§ WHAT YOU WILL DO
Copy out all lines of the material below in which "Warn" occurs.

§ PROVIDED MATERIAL
------------------------------------------------------------

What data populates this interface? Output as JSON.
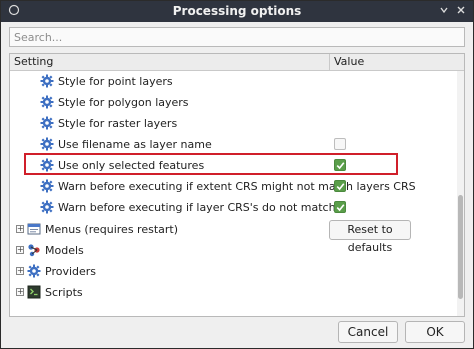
{
  "window": {
    "title": "Processing options"
  },
  "search": {
    "placeholder": "Search..."
  },
  "table": {
    "col_setting": "Setting",
    "col_value": "Value"
  },
  "rows": [
    {
      "label": "Style for point layers"
    },
    {
      "label": "Style for polygon layers"
    },
    {
      "label": "Style for raster layers"
    },
    {
      "label": "Use filename as layer name",
      "checked": false
    },
    {
      "label": "Use only selected features",
      "checked": true
    },
    {
      "label": "Warn before executing if extent CRS might not match layers CRS",
      "checked": true
    },
    {
      "label": "Warn before executing if layer CRS's do not match",
      "checked": true
    }
  ],
  "groups": [
    {
      "label": "Menus (requires restart)",
      "icon": "menu-icon"
    },
    {
      "label": "Models",
      "icon": "models-icon"
    },
    {
      "label": "Providers",
      "icon": "gear-icon"
    },
    {
      "label": "Scripts",
      "icon": "script-icon"
    }
  ],
  "buttons": {
    "reset": "Reset to defaults",
    "cancel": "Cancel",
    "ok": "OK"
  },
  "colors": {
    "titlebar": "#2f343f",
    "highlight": "#d01f2a",
    "checkbox_on": "#5a9e4a"
  }
}
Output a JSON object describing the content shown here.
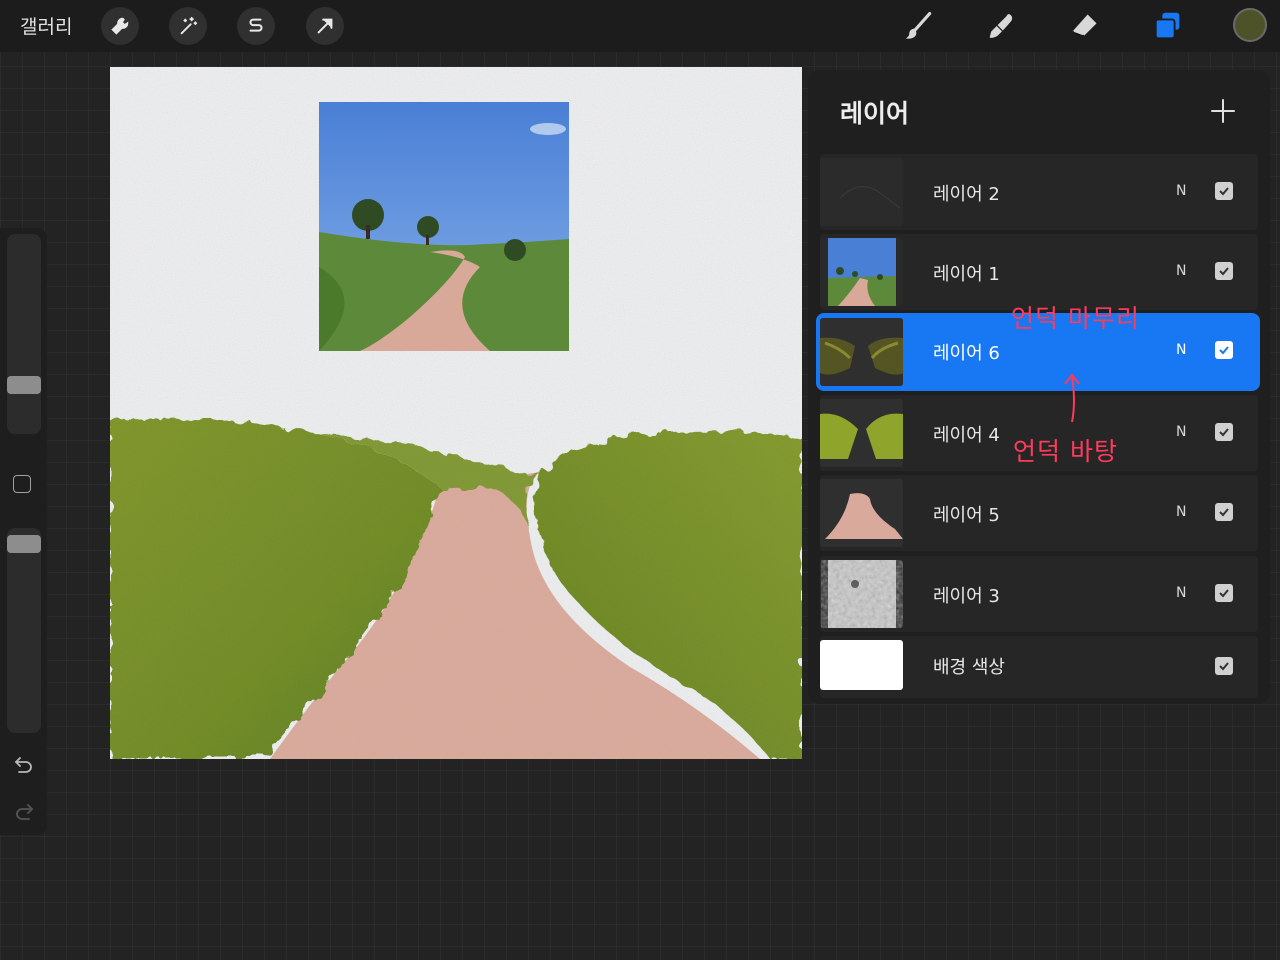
{
  "topbar": {
    "gallery_label": "갤러리",
    "tools_left": [
      "wrench-icon",
      "magic-wand-icon",
      "selection-icon",
      "transform-arrow-icon"
    ],
    "tools_right": [
      "brush-icon",
      "smudge-icon",
      "eraser-icon",
      "layers-icon"
    ],
    "active_color": "#4d5228",
    "accent": "#1877f2"
  },
  "layers_panel": {
    "title": "레이어",
    "layers": [
      {
        "name": "레이어 2",
        "blend": "N",
        "visible": true,
        "selected": false
      },
      {
        "name": "레이어 1",
        "blend": "N",
        "visible": true,
        "selected": false
      },
      {
        "name": "레이어 6",
        "blend": "N",
        "visible": true,
        "selected": true
      },
      {
        "name": "레이어 4",
        "blend": "N",
        "visible": true,
        "selected": false
      },
      {
        "name": "레이어 5",
        "blend": "N",
        "visible": true,
        "selected": false
      },
      {
        "name": "레이어 3",
        "blend": "N",
        "visible": true,
        "selected": false
      }
    ],
    "background": {
      "name": "배경 색상",
      "visible": true,
      "color": "#ffffff"
    }
  },
  "annotations": {
    "top": "언덕 마무리",
    "bottom": "언덕 바탕"
  }
}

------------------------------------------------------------

§ FINISHED TASK
      "label": "Warn before executing if extent CRS might not match layers CRS",
      "label": "Warn before executing if layer CRS's do not match",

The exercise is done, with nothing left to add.